- Opening Delimiter -

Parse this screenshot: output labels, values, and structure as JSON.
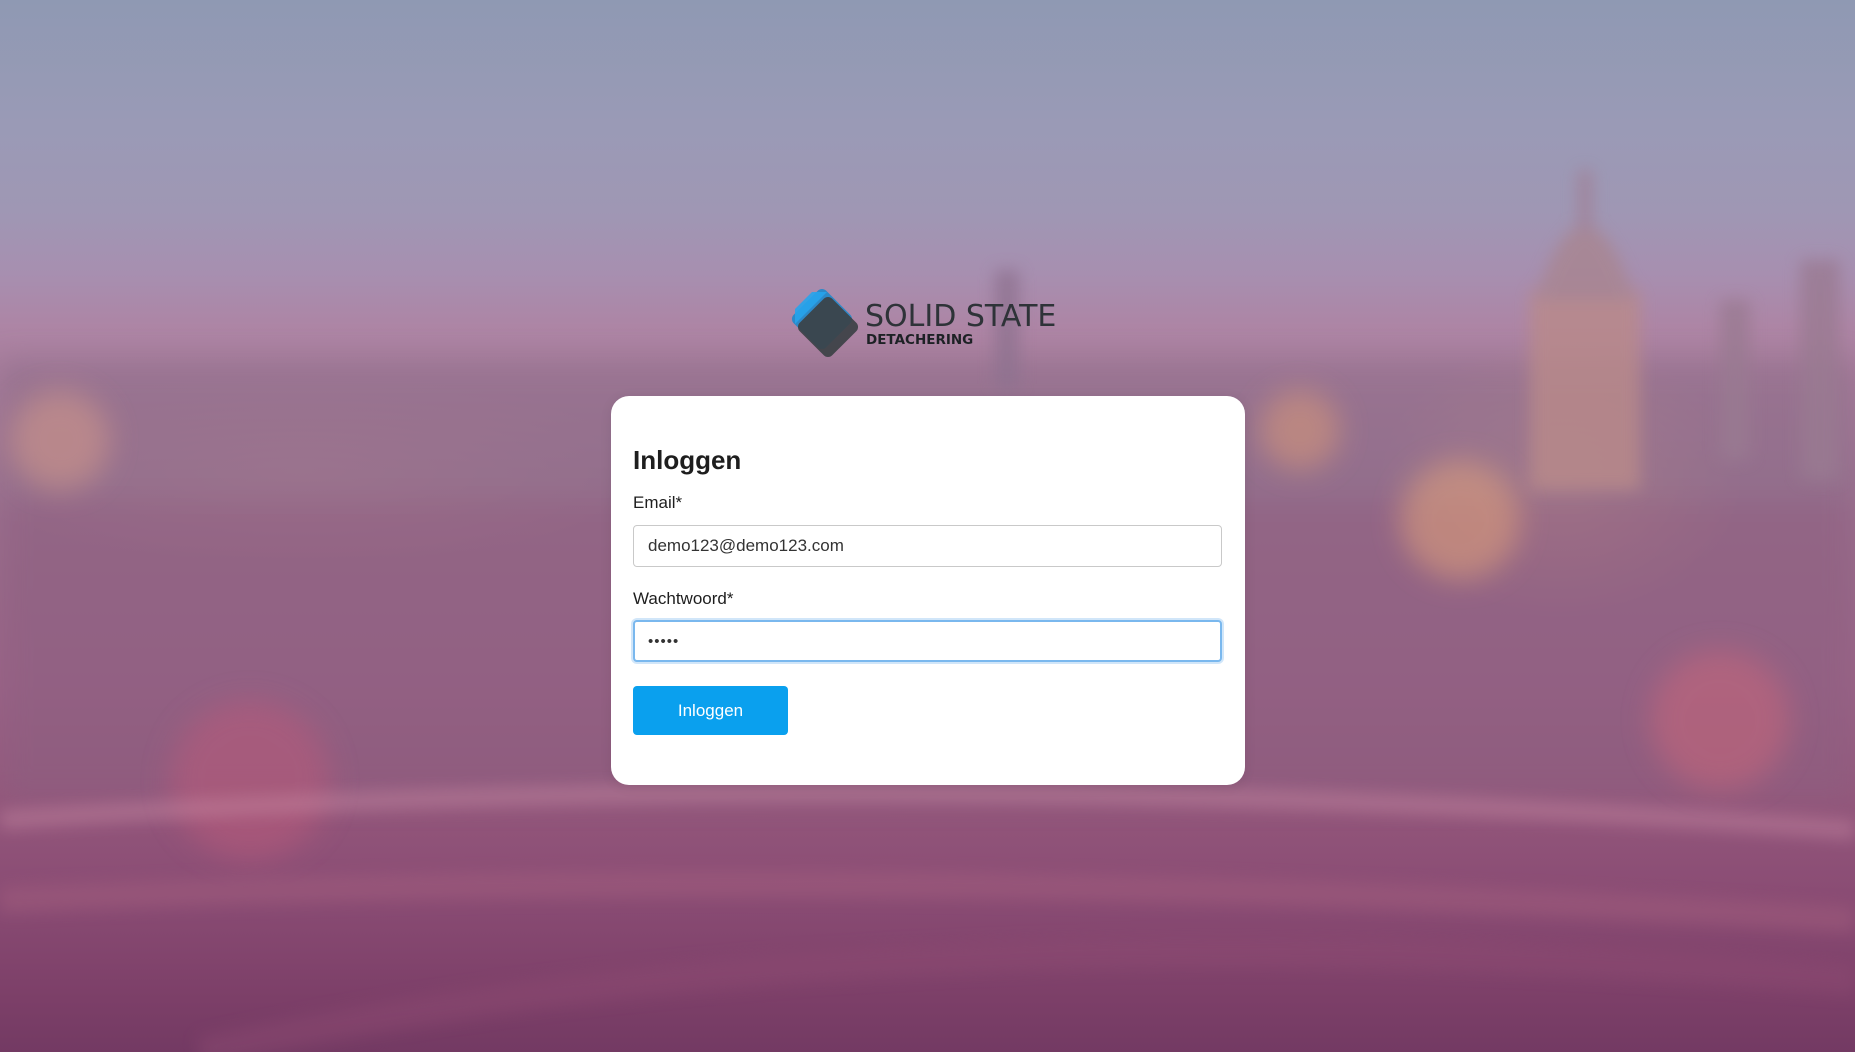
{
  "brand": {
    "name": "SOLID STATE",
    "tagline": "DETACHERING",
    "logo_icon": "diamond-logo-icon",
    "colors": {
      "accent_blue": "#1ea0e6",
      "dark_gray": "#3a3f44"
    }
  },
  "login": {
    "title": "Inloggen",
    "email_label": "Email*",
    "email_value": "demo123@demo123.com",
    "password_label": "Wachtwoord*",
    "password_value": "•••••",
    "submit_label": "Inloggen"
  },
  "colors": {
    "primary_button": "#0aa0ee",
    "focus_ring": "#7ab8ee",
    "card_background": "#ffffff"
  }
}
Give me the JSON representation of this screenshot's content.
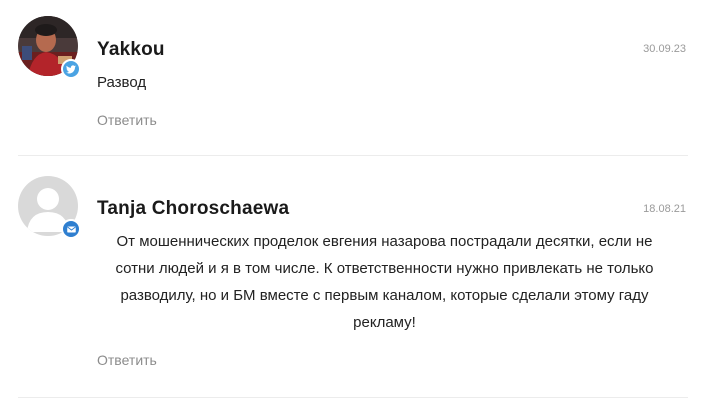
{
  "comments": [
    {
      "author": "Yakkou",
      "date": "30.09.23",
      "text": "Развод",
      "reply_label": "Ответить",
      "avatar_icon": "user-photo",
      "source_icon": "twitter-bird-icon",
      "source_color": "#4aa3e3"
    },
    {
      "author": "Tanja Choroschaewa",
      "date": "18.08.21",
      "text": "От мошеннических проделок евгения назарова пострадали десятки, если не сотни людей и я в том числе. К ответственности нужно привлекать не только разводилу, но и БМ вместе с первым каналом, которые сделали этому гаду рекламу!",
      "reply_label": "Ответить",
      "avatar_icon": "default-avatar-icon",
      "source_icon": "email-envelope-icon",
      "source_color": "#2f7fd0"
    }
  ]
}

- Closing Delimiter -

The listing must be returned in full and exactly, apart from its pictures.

## [OUTPUT BELOW]
Parse this screenshot: output labels, values, and structure as JSON.
{
  "brand": {
    "name": "SOLID STATE",
    "tagline": "DETACHERING",
    "logo_icon": "diamond-logo-icon",
    "colors": {
      "accent_blue": "#1ea0e6",
      "dark_gray": "#3a3f44"
    }
  },
  "login": {
    "title": "Inloggen",
    "email_label": "Email*",
    "email_value": "demo123@demo123.com",
    "password_label": "Wachtwoord*",
    "password_value": "•••••",
    "submit_label": "Inloggen"
  },
  "colors": {
    "primary_button": "#0aa0ee",
    "focus_ring": "#7ab8ee",
    "card_background": "#ffffff"
  }
}
Give me the JSON representation of this screenshot's content.
{
  "comments": [
    {
      "author": "Yakkou",
      "date": "30.09.23",
      "text": "Развод",
      "reply_label": "Ответить",
      "avatar_icon": "user-photo",
      "source_icon": "twitter-bird-icon",
      "source_color": "#4aa3e3"
    },
    {
      "author": "Tanja Choroschaewa",
      "date": "18.08.21",
      "text": "От мошеннических проделок евгения назарова пострадали десятки, если не сотни людей и я в том числе. К ответственности нужно привлекать не только разводилу, но и БМ вместе с первым каналом, которые сделали этому гаду рекламу!",
      "reply_label": "Ответить",
      "avatar_icon": "default-avatar-icon",
      "source_icon": "email-envelope-icon",
      "source_color": "#2f7fd0"
    }
  ]
}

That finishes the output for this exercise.